» **What is needed**
The lines to copy run from the one containing "Convert this screenshot" to the last line of the entries; output those lines exactly and only them, without pictures.

= Beginning of Section =

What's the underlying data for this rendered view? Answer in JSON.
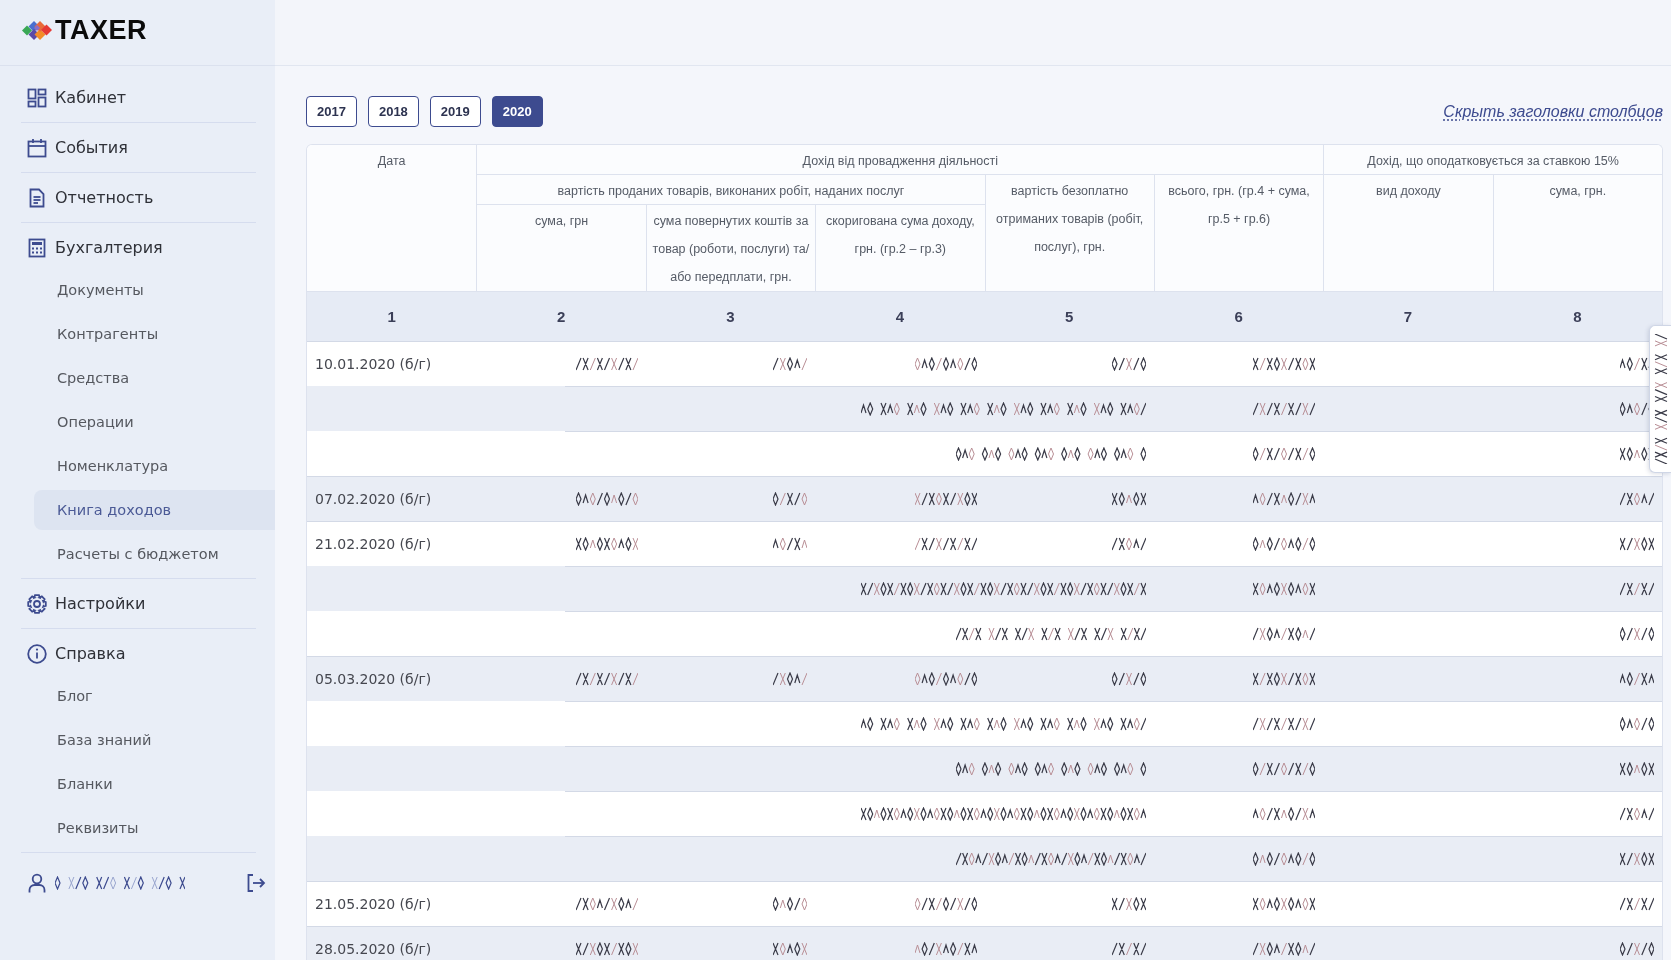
{
  "sidebar": {
    "brand": "TAXER",
    "sections": [
      {
        "label": "Кабинет",
        "selected": false
      },
      {
        "label": "События",
        "selected": false
      },
      {
        "label": "Отчетность",
        "selected": false
      },
      {
        "label": "Бухгалтерия",
        "selected": false,
        "children": [
          {
            "label": "Документы",
            "selected": false
          },
          {
            "label": "Контрагенты",
            "selected": false
          },
          {
            "label": "Средства",
            "selected": false
          },
          {
            "label": "Операции",
            "selected": false
          },
          {
            "label": "Номенклатура",
            "selected": false
          },
          {
            "label": "Книга доходов",
            "selected": true
          },
          {
            "label": "Расчеты с бюджетом",
            "selected": false
          }
        ]
      },
      {
        "label": "Настройки",
        "selected": false
      },
      {
        "label": "Справка",
        "selected": false,
        "children": [
          {
            "label": "Блог",
            "selected": false
          },
          {
            "label": "База знаний",
            "selected": false
          },
          {
            "label": "Бланки",
            "selected": false
          },
          {
            "label": "Реквизиты",
            "selected": false
          }
        ]
      }
    ],
    "user": {
      "name": {
        "kind": "label"
      }
    }
  },
  "years": [
    {
      "label": "2017",
      "selected": false
    },
    {
      "label": "2018",
      "selected": false
    },
    {
      "label": "2019",
      "selected": false
    },
    {
      "label": "2020",
      "selected": true
    }
  ],
  "toggle_link": "Скрыть заголовки столбцов",
  "table": {
    "columns": [
      {
        "label": "Дата"
      },
      {
        "label": "Дохід від провадження діяльності",
        "children": [
          {
            "label": "вартість проданих товарів, виконаних робіт, наданих послуг",
            "children": [
              {
                "label": "сума, грн"
              },
              {
                "label": "сума повернутих коштів за товар (роботи, послуги) та/або передплати, грн."
              },
              {
                "label": "скоригована сума доходу, грн. (гр.2 – гр.3)"
              }
            ]
          },
          {
            "label": "вартість безоплатно отриманих товарів (робіт, послуг), грн."
          },
          {
            "label": "всього, грн. (гр.4 + сума, гр.5 + гр.6)"
          }
        ]
      },
      {
        "label": "Дохід, що оподатковується за ставкою 15%",
        "children": [
          {
            "label": "вид доходу"
          },
          {
            "label": "сума, грн."
          }
        ]
      }
    ],
    "column_numbers": [
      "1",
      "2",
      "3",
      "4",
      "5",
      "6",
      "7",
      "8"
    ],
    "rows": [
      {
        "kind": "entry",
        "date": "10.01.2020 (б/г)",
        "column_2": {
          "kind": "word"
        },
        "column_3": {
          "kind": "mark"
        },
        "column_4": {
          "kind": "word"
        },
        "column_5": {
          "kind": "mark"
        },
        "column_6": {
          "kind": "word"
        },
        "column_8": {
          "kind": "mark"
        }
      },
      {
        "kind": "detail",
        "column_5": {
          "kind": "sentence"
        },
        "column_6": {
          "kind": "word"
        },
        "column_8": {
          "kind": "mark"
        }
      },
      {
        "kind": "detail",
        "column_5": {
          "kind": "phrase"
        },
        "column_6": {
          "kind": "word"
        },
        "column_8": {
          "kind": "mark"
        }
      },
      {
        "kind": "entry",
        "date": "07.02.2020 (б/г)",
        "column_2": {
          "kind": "word"
        },
        "column_3": {
          "kind": "mark"
        },
        "column_4": {
          "kind": "word"
        },
        "column_5": {
          "kind": "mark"
        },
        "column_6": {
          "kind": "word"
        },
        "column_8": {
          "kind": "mark"
        }
      },
      {
        "kind": "entry",
        "date": "21.02.2020 (б/г)",
        "column_2": {
          "kind": "word"
        },
        "column_3": {
          "kind": "mark"
        },
        "column_4": {
          "kind": "word"
        },
        "column_5": {
          "kind": "mark"
        },
        "column_6": {
          "kind": "word"
        },
        "column_8": {
          "kind": "mark"
        }
      },
      {
        "kind": "detail",
        "column_5": {
          "kind": "sentence"
        },
        "column_6": {
          "kind": "word"
        },
        "column_8": {
          "kind": "mark"
        }
      },
      {
        "kind": "detail",
        "column_5": {
          "kind": "phrase"
        },
        "column_6": {
          "kind": "word"
        },
        "column_8": {
          "kind": "mark"
        }
      },
      {
        "kind": "entry",
        "date": "05.03.2020 (б/г)",
        "column_2": {
          "kind": "word"
        },
        "column_3": {
          "kind": "mark"
        },
        "column_4": {
          "kind": "word"
        },
        "column_5": {
          "kind": "mark"
        },
        "column_6": {
          "kind": "word"
        },
        "column_8": {
          "kind": "mark"
        }
      },
      {
        "kind": "detail",
        "column_5": {
          "kind": "sentence"
        },
        "column_6": {
          "kind": "word"
        },
        "column_8": {
          "kind": "mark"
        }
      },
      {
        "kind": "detail",
        "column_5": {
          "kind": "phrase"
        },
        "column_6": {
          "kind": "word"
        },
        "column_8": {
          "kind": "mark"
        }
      },
      {
        "kind": "detail",
        "column_5": {
          "kind": "sentence"
        },
        "column_6": {
          "kind": "word"
        },
        "column_8": {
          "kind": "mark"
        }
      },
      {
        "kind": "detail",
        "column_5": {
          "kind": "phrase"
        },
        "column_6": {
          "kind": "word"
        },
        "column_8": {
          "kind": "mark"
        }
      },
      {
        "kind": "entry",
        "date": "21.05.2020 (б/г)",
        "column_2": {
          "kind": "word"
        },
        "column_3": {
          "kind": "mark"
        },
        "column_4": {
          "kind": "word"
        },
        "column_5": {
          "kind": "mark"
        },
        "column_6": {
          "kind": "word"
        },
        "column_8": {
          "kind": "mark"
        }
      },
      {
        "kind": "entry",
        "date": "28.05.2020 (б/г)",
        "column_2": {
          "kind": "word"
        },
        "column_3": {
          "kind": "mark"
        },
        "column_4": {
          "kind": "word"
        },
        "column_5": {
          "kind": "mark"
        },
        "column_6": {
          "kind": "word"
        },
        "column_8": {
          "kind": "mark"
        }
      }
    ]
  },
  "side_tab": {
    "label": {
      "kind": "label"
    }
  }
}
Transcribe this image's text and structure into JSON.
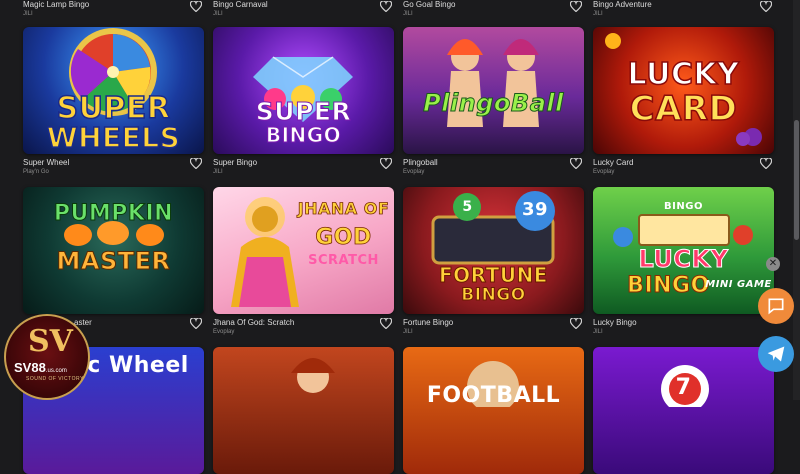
{
  "top_row": [
    {
      "name": "Magic Lamp Bingo",
      "provider": "JILI"
    },
    {
      "name": "Bingo Carnaval",
      "provider": "JILI"
    },
    {
      "name": "Go Goal Bingo",
      "provider": "JILI"
    },
    {
      "name": "Bingo Adventure",
      "provider": "JILI"
    }
  ],
  "row1": [
    {
      "name": "Super Wheel",
      "provider": "Play'n Go",
      "art_line1": "SUPER",
      "art_line2": "WHEELS"
    },
    {
      "name": "Super Bingo",
      "provider": "JILI",
      "art_line1": "SUPER",
      "art_line2": "BINGO"
    },
    {
      "name": "Plingoball",
      "provider": "Evoplay",
      "art_line1": "PlingoBall",
      "art_line2": ""
    },
    {
      "name": "Lucky Card",
      "provider": "Evoplay",
      "art_line1": "LUCKY",
      "art_line2": "CARD"
    }
  ],
  "row2": [
    {
      "name": "Pumpkin Master",
      "provider": "",
      "art_line1": "PUMPKIN",
      "art_line2": "MASTER"
    },
    {
      "name": "Jhana Of God: Scratch",
      "provider": "Evoplay",
      "art_line1": "JHANA OF",
      "art_line2": "GOD"
    },
    {
      "name": "Fortune Bingo",
      "provider": "JILI",
      "art_line1": "FORTUNE",
      "art_line2": "BINGO"
    },
    {
      "name": "Lucky Bingo",
      "provider": "JILI",
      "art_line1": "LUCKY",
      "art_line2": "BINGO"
    }
  ],
  "row2_visible_caption_0": "aster",
  "row2_art_extras": {
    "jhana_scratch": "SCRATCH",
    "fortune_ball1": "5",
    "fortune_ball2": "39",
    "lucky_top": "BINGO",
    "lucky_mini": "MINI GAME"
  },
  "row3": [
    {
      "art_line1": "gic Wheel"
    },
    {
      "art_line1": ""
    },
    {
      "art_line1": "FOOTBALL"
    },
    {
      "art_line1": "7"
    }
  ],
  "logo": {
    "mark": "SV",
    "brand": "SV88",
    "brand_suffix": ".us.com",
    "slogan": "SOUND OF VICTORY"
  },
  "colors": {
    "background": "#1b1b1d",
    "caption": "#dcdcdc",
    "provider": "#8c8c8c",
    "chat_button": "#f08a3a",
    "telegram_button": "#3a9ae0"
  },
  "icons": {
    "favorite": "heart-icon",
    "close": "close-icon",
    "chat": "chat-icon",
    "telegram": "telegram-icon"
  }
}
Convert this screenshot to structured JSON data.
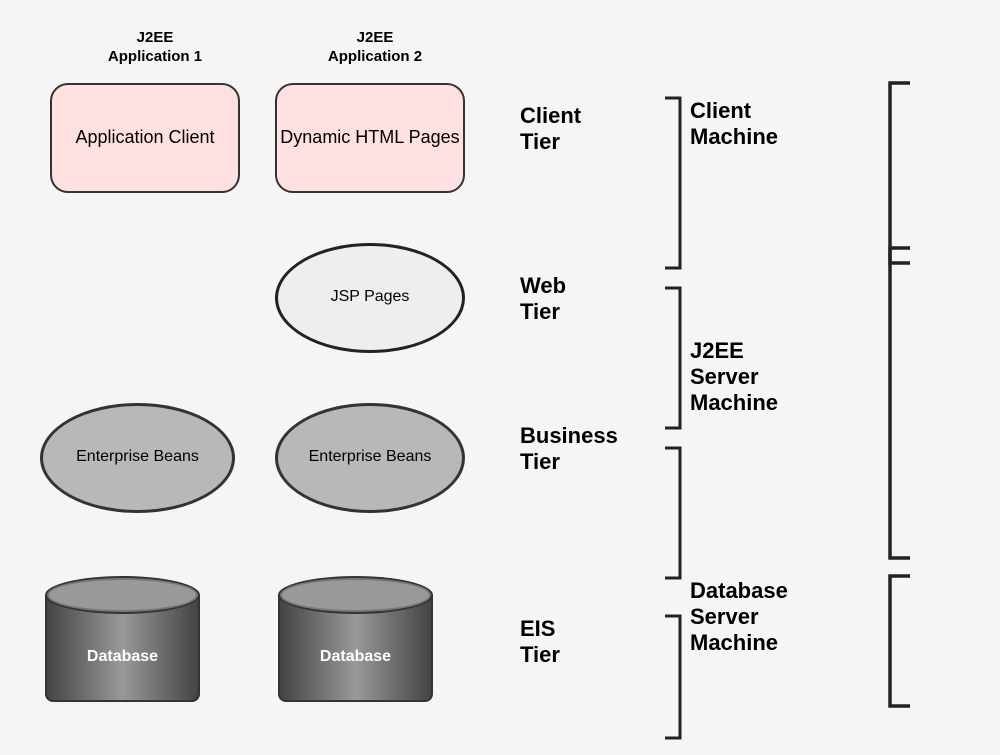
{
  "diagram": {
    "background": "white",
    "col1_header": "J2EE\nApplication 1",
    "col2_header": "J2EE\nApplication 2",
    "box1_label": "Application Client",
    "box2_label": "Dynamic HTML Pages",
    "ellipse1_label": "JSP Pages",
    "ellipse2_label": "Enterprise Beans",
    "ellipse3_label": "Enterprise Beans",
    "db1_label": "Database",
    "db2_label": "Database",
    "tier_client": "Client\nTier",
    "tier_web": "Web\nTier",
    "tier_business": "Business\nTier",
    "tier_eis": "EIS\nTier",
    "machine_client": "Client\nMachine",
    "machine_j2ee": "J2EE\nServer\nMachine",
    "machine_database": "Database\nServer\nMachine"
  }
}
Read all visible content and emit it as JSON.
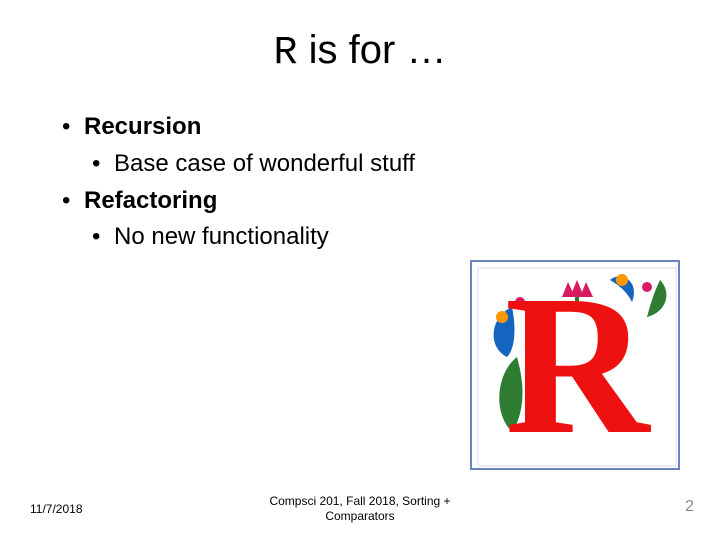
{
  "title": {
    "letter": "R",
    "rest": " is for …"
  },
  "bullets": {
    "b1": "Recursion",
    "b1a": "Base case of wonderful stuff",
    "b2": "Refactoring",
    "b2a": "No new functionality"
  },
  "footer": {
    "date": "11/7/2018",
    "center_line1": "Compsci 201, Fall 2018,  Sorting +",
    "center_line2": "Comparators",
    "page": "2"
  },
  "illustration": {
    "alt": "Decorative illuminated letter R with floral flourishes"
  }
}
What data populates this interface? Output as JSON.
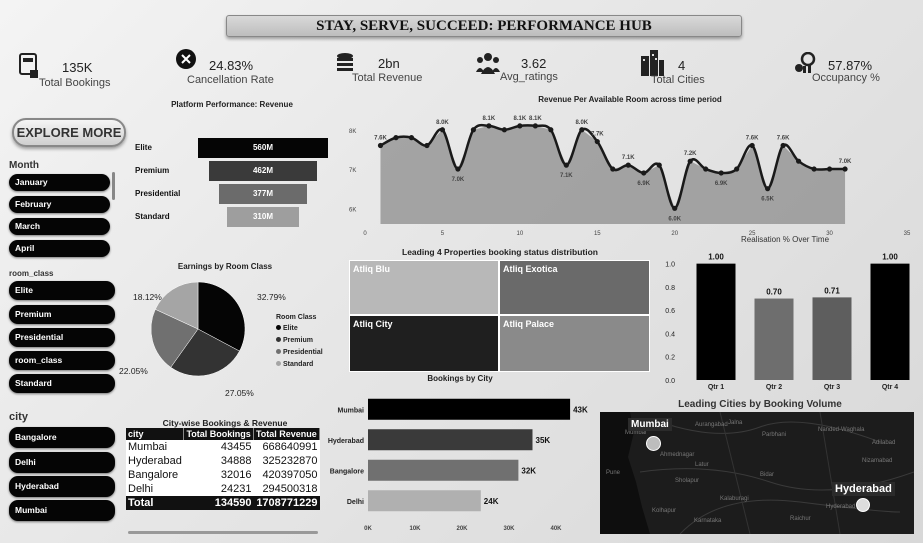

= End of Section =

» **Exercise response**
Convert this screenshot to structured JSON data.
{
  "diagram": {
    "background": "white",
    "col1_header": "J2EE\nApplication 1",
    "col2_header": "J2EE\nApplication 2",
    "box1_label": "Application Client",
    "box2_label": "Dynamic HTML Pages",
    "ellipse1_label": "JSP Pages",
    "ellipse2_label": "Enterprise Beans",
    "ellipse3_label": "Enterprise Beans",
    "db1_label": "Database",
    "db2_label": "Database",
    "tier_client": "Client\nTier",
    "tier_web": "Web\nTier",
    "tier_business": "Business\nTier",
    "tier_eis": "EIS\nTier",
    "machine_client": "Client\nMachine",
    "machine_j2ee": "J2EE\nServer\nMachine",
    "machine_database": "Database\nServer\nMachine"
  }
}
Read all visible content and emit it as JSON.
{
  "title": {
    "letter": "R",
    "rest": " is for …"
  },
  "bullets": {
    "b1": "Recursion",
    "b1a": "Base case of wonderful stuff",
    "b2": "Refactoring",
    "b2a": "No new functionality"
  },
  "footer": {
    "date": "11/7/2018",
    "center_line1": "Compsci 201, Fall 2018,  Sorting +",
    "center_line2": "Comparators",
    "page": "2"
  },
  "illustration": {
    "alt": "Decorative illuminated letter R with floral flourishes"
  }
}
What data populates this interface? Output as JSON.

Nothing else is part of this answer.